• [Work instruction]: Each line from the one containing "Parse this screenshot: output" to the end of the records should be copied exactly, and no other line.

Website and app data records:

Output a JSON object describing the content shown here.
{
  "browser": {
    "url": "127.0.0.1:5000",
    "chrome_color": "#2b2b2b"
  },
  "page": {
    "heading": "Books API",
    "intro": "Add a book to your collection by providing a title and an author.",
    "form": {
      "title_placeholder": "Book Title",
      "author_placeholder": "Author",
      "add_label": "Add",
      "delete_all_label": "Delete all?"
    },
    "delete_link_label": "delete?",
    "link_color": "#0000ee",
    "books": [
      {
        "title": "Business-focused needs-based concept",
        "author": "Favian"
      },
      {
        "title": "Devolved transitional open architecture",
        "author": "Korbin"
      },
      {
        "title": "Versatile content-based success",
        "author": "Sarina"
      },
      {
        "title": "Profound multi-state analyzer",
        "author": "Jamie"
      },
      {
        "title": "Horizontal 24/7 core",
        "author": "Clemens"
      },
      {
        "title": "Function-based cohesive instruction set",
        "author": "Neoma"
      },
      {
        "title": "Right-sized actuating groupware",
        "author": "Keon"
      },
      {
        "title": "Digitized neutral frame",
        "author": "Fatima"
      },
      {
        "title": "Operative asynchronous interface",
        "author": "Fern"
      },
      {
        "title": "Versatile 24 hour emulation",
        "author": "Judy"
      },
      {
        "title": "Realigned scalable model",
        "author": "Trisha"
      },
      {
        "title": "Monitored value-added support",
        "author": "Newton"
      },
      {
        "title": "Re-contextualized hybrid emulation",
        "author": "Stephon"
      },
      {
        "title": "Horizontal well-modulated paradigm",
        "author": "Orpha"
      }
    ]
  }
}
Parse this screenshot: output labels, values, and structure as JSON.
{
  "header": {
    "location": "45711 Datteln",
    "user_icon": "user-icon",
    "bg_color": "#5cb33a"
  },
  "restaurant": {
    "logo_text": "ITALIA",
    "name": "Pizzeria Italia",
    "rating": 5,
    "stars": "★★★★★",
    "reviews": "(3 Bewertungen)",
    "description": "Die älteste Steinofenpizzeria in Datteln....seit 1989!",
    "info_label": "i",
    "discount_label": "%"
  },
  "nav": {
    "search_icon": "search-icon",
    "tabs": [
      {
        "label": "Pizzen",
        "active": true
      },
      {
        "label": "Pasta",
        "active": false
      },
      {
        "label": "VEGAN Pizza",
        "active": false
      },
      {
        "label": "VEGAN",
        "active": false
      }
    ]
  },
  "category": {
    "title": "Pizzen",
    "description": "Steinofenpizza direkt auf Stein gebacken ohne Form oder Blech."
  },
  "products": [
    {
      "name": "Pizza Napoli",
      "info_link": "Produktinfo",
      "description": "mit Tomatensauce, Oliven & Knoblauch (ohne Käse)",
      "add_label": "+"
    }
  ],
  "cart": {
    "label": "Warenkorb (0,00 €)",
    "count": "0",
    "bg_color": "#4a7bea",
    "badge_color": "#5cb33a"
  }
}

• [Your response]:
Parse this screenshot: output labels, values, and structure as JSON.
{
  "header": {
    "location": "45711 Datteln",
    "user_icon": "user-icon",
    "bg_color": "#5cb33a"
  },
  "restaurant": {
    "logo_text": "ITALIA",
    "name": "Pizzeria Italia",
    "rating": 5,
    "stars": "★★★★★",
    "reviews": "(3 Bewertungen)",
    "description": "Die älteste Steinofenpizzeria in Datteln....seit 1989!",
    "info_label": "i",
    "discount_label": "%"
  },
  "nav": {
    "search_icon": "search-icon",
    "tabs": [
      {
        "label": "Pizzen",
        "active": true
      },
      {
        "label": "Pasta",
        "active": false
      },
      {
        "label": "VEGAN Pizza",
        "active": false
      },
      {
        "label": "VEGAN",
        "active": false
      }
    ]
  },
  "category": {
    "title": "Pizzen",
    "description": "Steinofenpizza direkt auf Stein gebacken ohne Form oder Blech."
  },
  "products": [
    {
      "name": "Pizza Napoli",
      "info_link": "Produktinfo",
      "description": "mit Tomatensauce, Oliven & Knoblauch (ohne Käse)",
      "add_label": "+"
    }
  ],
  "cart": {
    "label": "Warenkorb (0,00 €)",
    "count": "0",
    "bg_color": "#4a7bea",
    "badge_color": "#5cb33a"
  }
}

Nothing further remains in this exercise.